Sleep aids: The options

  • Diphenhydramine (Benadryl, Aleve PM, others). Diphenhydramine is a sedating antihistamine. …
  • Doxylamine succinate (Unisom SleepTabs). Doxylamine is also a sedating antihistamine. …
  • Melatonin. The hormone melatonin helps control your natural sleep-wake cycle. …
  • Valerian.

Which second generation antihistamine is best?

There is good evidence that second-generation H1-antihistamines are helpful in the short- and intermediate-term suppression of urticaria. Cetirizine (Zyrtec) in a dosage of 10 mg daily is effective at completely suppressing symptoms of chronic spontaneous urticaria (number needed to treat [NNT] = 4).
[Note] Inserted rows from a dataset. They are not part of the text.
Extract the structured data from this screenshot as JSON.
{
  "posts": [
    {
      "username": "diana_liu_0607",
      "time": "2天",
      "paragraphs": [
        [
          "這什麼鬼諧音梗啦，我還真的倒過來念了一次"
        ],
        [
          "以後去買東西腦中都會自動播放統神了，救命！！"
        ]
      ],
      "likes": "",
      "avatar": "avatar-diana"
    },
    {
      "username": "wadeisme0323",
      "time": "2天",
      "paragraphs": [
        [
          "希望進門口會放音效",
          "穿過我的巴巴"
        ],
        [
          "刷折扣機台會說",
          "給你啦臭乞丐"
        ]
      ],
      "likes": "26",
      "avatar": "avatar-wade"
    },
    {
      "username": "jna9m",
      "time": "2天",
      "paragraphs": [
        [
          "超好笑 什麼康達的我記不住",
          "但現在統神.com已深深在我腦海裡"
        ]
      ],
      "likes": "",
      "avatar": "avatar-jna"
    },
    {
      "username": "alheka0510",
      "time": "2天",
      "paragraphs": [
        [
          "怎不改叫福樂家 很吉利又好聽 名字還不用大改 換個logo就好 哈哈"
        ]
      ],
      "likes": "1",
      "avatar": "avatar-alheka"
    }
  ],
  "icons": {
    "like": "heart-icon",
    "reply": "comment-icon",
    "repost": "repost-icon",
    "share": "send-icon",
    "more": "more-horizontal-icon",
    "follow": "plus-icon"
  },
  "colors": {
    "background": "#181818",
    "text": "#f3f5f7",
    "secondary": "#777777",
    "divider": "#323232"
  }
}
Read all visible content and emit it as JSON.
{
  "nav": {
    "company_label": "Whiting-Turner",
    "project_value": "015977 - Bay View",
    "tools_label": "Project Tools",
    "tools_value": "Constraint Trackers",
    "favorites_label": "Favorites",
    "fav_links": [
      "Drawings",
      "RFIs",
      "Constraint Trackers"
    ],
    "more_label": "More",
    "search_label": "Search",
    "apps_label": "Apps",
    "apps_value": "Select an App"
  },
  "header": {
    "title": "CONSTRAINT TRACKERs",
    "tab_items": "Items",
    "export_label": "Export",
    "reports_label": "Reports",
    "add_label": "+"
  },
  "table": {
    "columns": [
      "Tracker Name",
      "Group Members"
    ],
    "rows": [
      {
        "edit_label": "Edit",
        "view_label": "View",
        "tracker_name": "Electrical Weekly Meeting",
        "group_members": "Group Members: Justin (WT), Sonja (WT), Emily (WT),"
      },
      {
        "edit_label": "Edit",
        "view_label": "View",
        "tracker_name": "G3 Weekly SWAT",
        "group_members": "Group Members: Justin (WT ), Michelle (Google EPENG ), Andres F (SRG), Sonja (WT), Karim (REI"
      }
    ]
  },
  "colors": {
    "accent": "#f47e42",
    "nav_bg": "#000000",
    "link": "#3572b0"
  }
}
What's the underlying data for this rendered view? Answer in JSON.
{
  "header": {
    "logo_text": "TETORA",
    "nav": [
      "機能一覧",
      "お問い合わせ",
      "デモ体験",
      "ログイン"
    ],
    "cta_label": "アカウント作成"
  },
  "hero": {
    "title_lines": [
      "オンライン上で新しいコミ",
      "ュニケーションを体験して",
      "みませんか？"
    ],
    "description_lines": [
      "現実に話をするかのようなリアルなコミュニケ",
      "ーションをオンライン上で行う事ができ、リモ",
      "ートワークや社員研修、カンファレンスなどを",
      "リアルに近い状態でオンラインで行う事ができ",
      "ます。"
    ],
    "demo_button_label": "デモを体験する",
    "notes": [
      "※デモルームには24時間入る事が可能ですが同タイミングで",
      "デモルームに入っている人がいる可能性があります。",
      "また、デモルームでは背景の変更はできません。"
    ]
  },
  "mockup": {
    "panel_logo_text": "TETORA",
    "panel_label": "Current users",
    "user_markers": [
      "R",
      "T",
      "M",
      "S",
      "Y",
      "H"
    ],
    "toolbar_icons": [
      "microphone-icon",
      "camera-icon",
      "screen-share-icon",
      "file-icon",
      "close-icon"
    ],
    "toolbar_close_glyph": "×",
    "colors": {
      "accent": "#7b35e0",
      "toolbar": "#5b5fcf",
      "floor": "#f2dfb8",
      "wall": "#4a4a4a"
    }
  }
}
What is the most powerful antihistamine?

Cetirizine is the most potent antihistamine available and has been subjected to more clinical study than any other.

What are the first generation antihistamines?

First-generation antihistamines include diphenhydramine (Benadryl), carbinoxamine (Clistin), clemastine (Tavist), chlorpheniramine (Chlor-Trimeton), and brompheniramine (Dimetane).

No runny nose